After finishing 10-21, there aren't too many superlatives to shower on the Hoosiers this year. But I looked at the schedule again after the release of the NCAA and NIT tournament brackets, and I decided the Hoosiers may have, at least in part, been a victim of their quality opponents.
Twelve of the 31 games on the Hoosiers' schedule this season came against NCAA tournament teams: Maryland, Pittsburgh, Kentucky, Ohio State (2), Minnesota (2), Purdue (2), Wisconsin (2), and Michigan State. Another six games were against NIT teams: Mississippi, Illinois (2), and Northwestern (3). That's 18 out of 31 games, or 58 percent, against the best 97 teams in the country.
Among those playoff teams were one of the favorites to win the national championship: SEC champion Kentucky; the ACC regular season co-champion, Maryland: and two games against the Big Ten regular season and tournament champ: Ohio State.
I know it's hard to compare college basketball and pro football, but all the sudden the Hoosiers' difficulties this year seem a little more understandable. Whenever the new NFL schedule is released, a huge emphasis is placed on the number of playoff teams each fan's favorite club will face that year and is used to predict success. Given coach Tom Crean's extremely young and inexperienced team going into the season, could fans have expected a whole lot more than this year's results if I told you they would be playing more than half of their games against playoff teams?
If the Chicago Bears had to play two games against the NFC North division champ, the Minnesota Vikings, another two games against a Wild Card winner, the Green Bay Packers, as well as a game against the best team in the conference and NFL champion, the New Orleans Saints, and another Super Bowl favorite, the Indianapolis Colts, would you expect them to make the playoffs or have a winning record? If the Bears lost all six of those games, the margin of error to grab a post-season spot shrinks dramatically.

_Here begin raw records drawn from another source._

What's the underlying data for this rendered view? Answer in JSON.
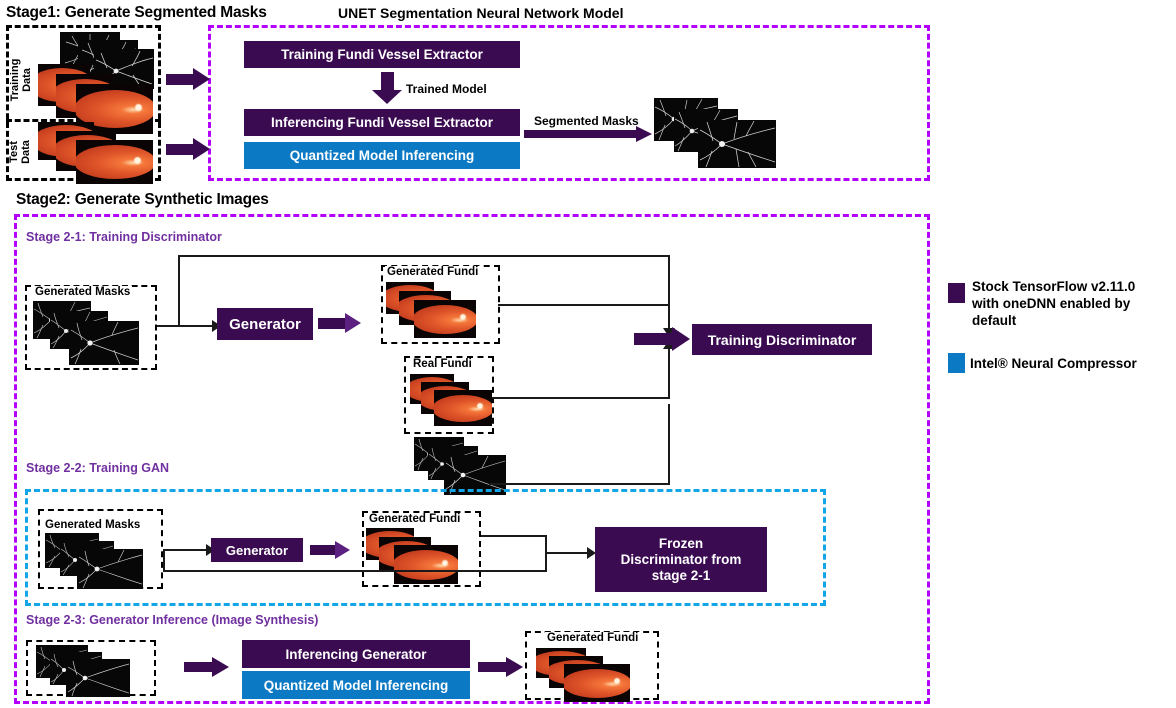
{
  "stage1": {
    "title": "Stage1: Generate Segmented Masks",
    "unet_title": "UNET Segmentation Neural Network Model",
    "training_data_label": "Training\nData",
    "training_data_label_l1": "Training",
    "training_data_label_l2": "Data",
    "test_data_label_l1": "Test",
    "test_data_label_l2": "Data",
    "box_training_extractor": "Training Fundi Vessel  Extractor",
    "trained_model_label": "Trained Model",
    "box_inferencing_extractor": "Inferencing Fundi Vessel  Extractor",
    "box_quantized": "Quantized Model Inferencing",
    "segmented_masks_label": "Segmented  Masks"
  },
  "stage2": {
    "title": "Stage2: Generate Synthetic Images",
    "s21": {
      "title": "Stage 2-1: Training Discriminator",
      "generated_masks_caption": "Generated Masks",
      "generator_box": "Generator",
      "generated_fundi_caption": "Generated Fundi",
      "real_fundi_caption": "Real Fundi",
      "discriminator_box": "Training Discriminator"
    },
    "s22": {
      "title": "Stage 2-2: Training GAN",
      "generated_masks_caption": "Generated Masks",
      "generator_box": "Generator",
      "generated_fundi_caption": "Generated Fundi",
      "frozen_box_l1": "Frozen",
      "frozen_box_l2": "Discriminator from",
      "frozen_box_l3": "stage 2-1"
    },
    "s23": {
      "title": "Stage 2-3: Generator Inference (Image Synthesis)",
      "inferencing_generator_box": "Inferencing Generator",
      "quantized_box": "Quantized Model Inferencing",
      "generated_fundi_caption": "Generated Fundi"
    }
  },
  "legend": {
    "items": [
      {
        "color": "#3b0b52",
        "label": "Stock TensorFlow v2.11.0 with oneDNN enabled by default"
      },
      {
        "color": "#0b79c4",
        "label": "Intel® Neural Compressor"
      }
    ],
    "item0_l1": "Stock TensorFlow v2.11.0",
    "item0_l2": "with oneDNN enabled by",
    "item0_l3": "default",
    "item1_l1": "Intel® Neural Compressor"
  },
  "colors": {
    "purple": "#3b0b52",
    "blue": "#0b79c4",
    "magenta_dash": "#b300ff",
    "cyan_dash": "#12a5e8",
    "substage_label": "#7030A0"
  }
}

I firmly believe Indiana should include quality teams in its non-conference schedule because it can provide a valuable measuring stick for players and coaches. So I would not say the Hoosiers over-scheduled their team this year. But I definitely can't fault them too much for struggling. The team was not good enough to expect any easy wins and it was difficult to find many games where the Hoosiers had a fighting chance short of playing a perfect game.
The good news is in several cases the Hoosiers played well against the superior competition. They beat Pittsburgh in New York, by far the biggest win of the year, beat Minnesota in Bloomington, lost at the buzzer to Illinois on the road and lost by three to Purdue at home.
Unfortunately, Crean and his players have a long way to go. While it was painful at times, we did see some improvement over last year. Let's hope the program has taken another step forward at this time next year.